INSTRUCTIONS TO FOLLOW: From the entries that follow, copy each line containing the word "strategy".

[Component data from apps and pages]
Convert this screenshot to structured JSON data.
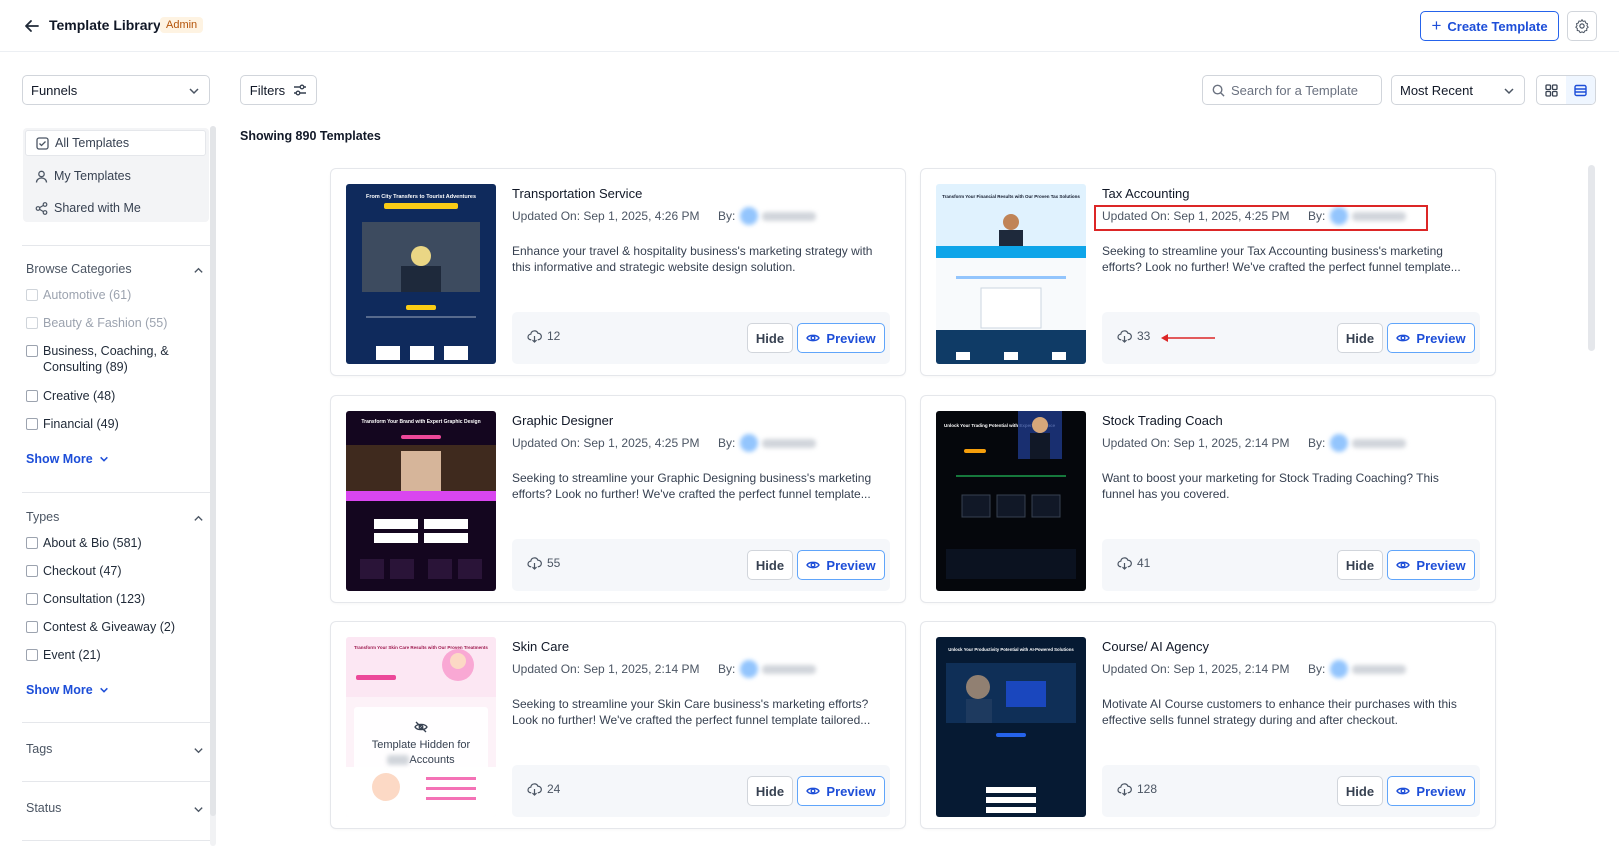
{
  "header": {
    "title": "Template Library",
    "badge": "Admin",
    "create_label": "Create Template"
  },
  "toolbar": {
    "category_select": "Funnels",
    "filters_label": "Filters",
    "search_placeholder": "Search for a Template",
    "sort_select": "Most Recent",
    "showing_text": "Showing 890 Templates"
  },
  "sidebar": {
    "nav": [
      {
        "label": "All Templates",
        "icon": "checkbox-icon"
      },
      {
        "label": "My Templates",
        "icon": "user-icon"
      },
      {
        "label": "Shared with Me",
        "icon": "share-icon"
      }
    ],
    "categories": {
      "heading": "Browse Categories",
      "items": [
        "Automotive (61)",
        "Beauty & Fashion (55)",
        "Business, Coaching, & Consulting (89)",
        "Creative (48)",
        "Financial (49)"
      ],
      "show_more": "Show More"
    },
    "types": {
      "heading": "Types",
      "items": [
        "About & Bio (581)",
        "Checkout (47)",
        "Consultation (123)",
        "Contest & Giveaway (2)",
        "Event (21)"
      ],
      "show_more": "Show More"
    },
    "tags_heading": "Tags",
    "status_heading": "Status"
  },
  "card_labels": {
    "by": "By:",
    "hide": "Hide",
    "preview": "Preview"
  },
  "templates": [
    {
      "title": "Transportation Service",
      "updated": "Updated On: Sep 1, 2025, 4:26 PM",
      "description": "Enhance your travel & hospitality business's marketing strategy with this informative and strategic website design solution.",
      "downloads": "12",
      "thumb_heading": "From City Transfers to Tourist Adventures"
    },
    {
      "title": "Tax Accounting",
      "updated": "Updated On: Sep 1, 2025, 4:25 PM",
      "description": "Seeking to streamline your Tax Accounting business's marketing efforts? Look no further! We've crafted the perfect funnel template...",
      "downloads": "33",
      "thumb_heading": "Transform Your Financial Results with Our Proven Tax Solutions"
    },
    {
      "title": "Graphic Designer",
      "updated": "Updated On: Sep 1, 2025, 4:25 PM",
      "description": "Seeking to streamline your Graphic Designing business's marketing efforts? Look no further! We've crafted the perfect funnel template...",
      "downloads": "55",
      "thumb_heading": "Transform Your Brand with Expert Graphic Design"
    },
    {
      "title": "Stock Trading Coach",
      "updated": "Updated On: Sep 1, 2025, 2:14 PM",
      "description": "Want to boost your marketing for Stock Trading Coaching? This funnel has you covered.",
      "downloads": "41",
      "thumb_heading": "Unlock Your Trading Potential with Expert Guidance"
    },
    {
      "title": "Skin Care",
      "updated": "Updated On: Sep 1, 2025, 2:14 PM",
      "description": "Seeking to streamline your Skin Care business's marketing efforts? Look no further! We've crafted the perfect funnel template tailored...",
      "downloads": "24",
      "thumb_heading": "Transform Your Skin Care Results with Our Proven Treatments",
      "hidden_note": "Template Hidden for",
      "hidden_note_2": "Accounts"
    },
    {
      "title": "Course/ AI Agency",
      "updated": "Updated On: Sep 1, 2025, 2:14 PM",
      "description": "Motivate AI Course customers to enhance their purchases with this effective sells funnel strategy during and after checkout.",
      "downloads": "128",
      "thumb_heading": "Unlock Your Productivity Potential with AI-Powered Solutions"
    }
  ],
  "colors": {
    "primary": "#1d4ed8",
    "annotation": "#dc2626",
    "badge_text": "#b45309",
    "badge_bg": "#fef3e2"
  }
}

ANSWER SPACE:
      "description": "Enhance your travel & hospitality business's marketing strategy with this informative and strategic website design solution.",
      "description": "Motivate AI Course customers to enhance their purchases with this effective sells funnel strategy during and after checkout.",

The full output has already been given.